Continue reading "Name That Panda!" »

Eight Little Komodo Dragons To Winter at Phoenix Zoo


The Phoenix Zoo has just recieved eight Komodo dragon babies on loan from the Los Angeles Zoo. Four males and four females, all from the same clutch, hatched between August 6 and August 11. They weigh about 5 ounces each.

Komodo dragons are the largest living species of lizard and can grow larger than 10 feet long and weigh more than 200 pounds. To get an idea of how large these little guys can grow up to be, they can be compared to the zoo's two adult Komodos: Gaia, a 15-year-old female and her brother Ivan. Gaia is 7 feet long and weighs 75 pounds while Ivan weighs in at approximately 120 pounds and is 8 feet long.

The babies will be on display starting Saturday and will be in Phoenix through the spring.

Komodo egg



Photo Credits: The Phoenix Zoo, Egg Photo Credit: Ian Recchio



If the Thunder Don't Get You, The Lightning Will!


Thunder, lightning and strong winds greeted the National Zoo’s two female Red Panda cubs when they were born June 17, and that stormy night has now determined their names. One cub, Pili, received her name today after voting closed on NBC Washington’s website. Pili, which means “clap of thunder” in Chinese, was the winner among four names—all storm-related—with 30 percent of the vote. A Zoo supporter named Pili’s twin sister Damini, which is Nepalese for “lightning.”





Photo credits: Mehgan Murphy, Smithsonian's National Zoo

Red pandas are native to the cool, temperate bamboo forests of Bhutan, China, India, Myanmar and Nepal. They have long, sharp claws and a reddish coat with white markings, which helps them blend in with the red mosses and white lichens that grow on the trees in which they live. Red pandas are listed as vulnerable by the International Union for Conservation of Nature as the result of habitat loss and poaching. Only about 2,500 adult red pandas remain in the wild. 

Red panda enthusiasts can watch both cubs and their parents, Shama and Tate, on the Zoo’s red panda webcam.

UPDATE: Western Lowland Gorilla Growing Up!


Nearing her one year birthday,Western Lowland Gorilla baby Kambiri is thriving at the Franklin Park Zoo. Mom Kiki and Dad Kitombe did an excellent job in raising her.
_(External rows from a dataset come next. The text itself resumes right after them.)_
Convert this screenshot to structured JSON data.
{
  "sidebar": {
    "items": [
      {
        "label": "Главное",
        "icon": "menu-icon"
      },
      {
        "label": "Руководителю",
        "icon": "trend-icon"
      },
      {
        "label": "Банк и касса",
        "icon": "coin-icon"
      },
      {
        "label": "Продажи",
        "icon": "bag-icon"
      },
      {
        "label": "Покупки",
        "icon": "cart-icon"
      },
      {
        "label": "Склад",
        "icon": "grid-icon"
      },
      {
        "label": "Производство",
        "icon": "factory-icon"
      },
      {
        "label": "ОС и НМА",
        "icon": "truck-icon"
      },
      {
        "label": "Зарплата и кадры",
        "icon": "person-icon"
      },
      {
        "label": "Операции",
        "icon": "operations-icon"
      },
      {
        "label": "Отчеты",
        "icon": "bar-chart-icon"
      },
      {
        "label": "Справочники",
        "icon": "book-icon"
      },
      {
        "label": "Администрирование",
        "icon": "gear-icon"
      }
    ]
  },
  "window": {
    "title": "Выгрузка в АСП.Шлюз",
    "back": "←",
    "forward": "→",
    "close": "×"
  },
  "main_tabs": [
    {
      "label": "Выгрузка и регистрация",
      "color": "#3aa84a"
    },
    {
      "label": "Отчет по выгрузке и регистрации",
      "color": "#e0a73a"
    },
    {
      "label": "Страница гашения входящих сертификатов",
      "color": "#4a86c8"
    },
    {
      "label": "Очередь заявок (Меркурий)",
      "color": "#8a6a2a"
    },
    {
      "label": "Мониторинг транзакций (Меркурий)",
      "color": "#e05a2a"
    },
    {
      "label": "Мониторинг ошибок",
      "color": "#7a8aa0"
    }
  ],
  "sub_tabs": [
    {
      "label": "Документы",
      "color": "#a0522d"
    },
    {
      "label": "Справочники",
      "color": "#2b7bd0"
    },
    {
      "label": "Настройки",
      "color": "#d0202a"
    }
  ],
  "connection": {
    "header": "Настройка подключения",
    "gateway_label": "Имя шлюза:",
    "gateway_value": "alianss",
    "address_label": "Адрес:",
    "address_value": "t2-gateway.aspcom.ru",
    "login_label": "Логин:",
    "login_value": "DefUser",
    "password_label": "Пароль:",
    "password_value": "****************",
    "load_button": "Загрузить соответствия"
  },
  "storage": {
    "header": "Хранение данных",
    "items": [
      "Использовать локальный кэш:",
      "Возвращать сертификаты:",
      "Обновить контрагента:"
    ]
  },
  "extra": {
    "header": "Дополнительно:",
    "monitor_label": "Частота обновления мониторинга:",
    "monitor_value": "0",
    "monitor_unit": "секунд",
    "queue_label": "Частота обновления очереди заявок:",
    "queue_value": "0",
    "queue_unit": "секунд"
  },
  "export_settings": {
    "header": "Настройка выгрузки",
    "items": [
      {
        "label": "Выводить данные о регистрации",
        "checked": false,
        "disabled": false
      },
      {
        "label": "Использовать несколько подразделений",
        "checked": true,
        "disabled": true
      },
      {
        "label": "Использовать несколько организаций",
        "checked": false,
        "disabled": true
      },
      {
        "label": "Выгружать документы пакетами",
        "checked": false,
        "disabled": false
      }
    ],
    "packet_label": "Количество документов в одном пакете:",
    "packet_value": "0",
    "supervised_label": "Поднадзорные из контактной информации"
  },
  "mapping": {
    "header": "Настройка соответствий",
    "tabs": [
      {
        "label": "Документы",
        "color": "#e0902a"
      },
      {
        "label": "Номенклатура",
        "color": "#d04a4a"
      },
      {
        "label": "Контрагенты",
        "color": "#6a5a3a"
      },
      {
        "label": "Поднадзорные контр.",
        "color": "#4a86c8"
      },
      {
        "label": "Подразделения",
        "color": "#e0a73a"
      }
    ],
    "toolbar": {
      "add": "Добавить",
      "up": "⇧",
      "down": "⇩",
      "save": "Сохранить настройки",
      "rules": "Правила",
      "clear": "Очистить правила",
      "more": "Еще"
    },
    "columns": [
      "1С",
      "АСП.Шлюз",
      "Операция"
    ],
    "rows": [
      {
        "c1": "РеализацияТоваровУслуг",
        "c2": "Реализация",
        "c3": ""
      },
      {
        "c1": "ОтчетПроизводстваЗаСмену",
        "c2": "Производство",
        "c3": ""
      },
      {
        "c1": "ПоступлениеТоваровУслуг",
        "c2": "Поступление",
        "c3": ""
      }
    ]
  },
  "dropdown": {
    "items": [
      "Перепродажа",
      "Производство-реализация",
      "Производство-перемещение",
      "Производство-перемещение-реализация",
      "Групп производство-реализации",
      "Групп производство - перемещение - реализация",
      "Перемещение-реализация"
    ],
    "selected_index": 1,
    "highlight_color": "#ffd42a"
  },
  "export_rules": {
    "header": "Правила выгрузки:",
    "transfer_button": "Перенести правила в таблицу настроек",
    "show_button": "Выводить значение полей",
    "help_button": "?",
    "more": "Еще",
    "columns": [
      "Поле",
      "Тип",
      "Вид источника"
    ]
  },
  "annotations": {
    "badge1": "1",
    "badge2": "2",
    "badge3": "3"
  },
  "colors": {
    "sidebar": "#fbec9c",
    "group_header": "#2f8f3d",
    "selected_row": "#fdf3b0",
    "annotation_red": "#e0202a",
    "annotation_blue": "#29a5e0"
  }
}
The baby, born November 3 inside Franklin Park Zoo’s Tropical Forest, was originally featured on during her first well-baby visit to the vet. She was found to be very healthy then and it shows! We thought you'd like to see her and wish her happy birthday.

She's now eating leafy greens with the baby teeth that are starting to come in, playing with her blanket and dozing against mom.





Photo Credit:Don Crasco

Continue reading "UPDATE: Western Lowland Gorilla Growing Up!" »

Five More Otter Pups Make a Family of Eleven!


There's a new crew at the water's edge at the Santa Barbara Zoo - a second litter of baby Asian small-clawed Otters, five in all! Born on May 21, at fourteen weeks old and weighing 3.3 pounds, the new pups have been kept in a den by their parents behind the scenes until they grew their waterproof fur, and were old enough to swim and eat solid food.

The babies join their six older siblings who, at just over a year old help mom and dad in the care of the new pups, thus learning important pup-rearing skills for their own future as parents. This makes for a total of thirteen otters in the group. Their exhibit’s three-foot deep pool has been sectioned off for the new pups’ safety and will reopen next week when the pups are mature enough to dive. The Santa Barbara Zoo reports this whole passel of otters is delighting their guests!



2 babies

2 backs
Photo Credit: Sheri Horiszny/Santa Barbara Zoo

The parents - mom, Jillian, and dad, Bob - arrived at the Zoo in 2010 and were paired as part of a cooperative breeding program of the Association of Zoos and Aquariums (AZA). Jillian is one year and ten months old and was born at the Bronx Zoo. Bob, aged three years and six months, came from the Cleveland Metroparks Zoo.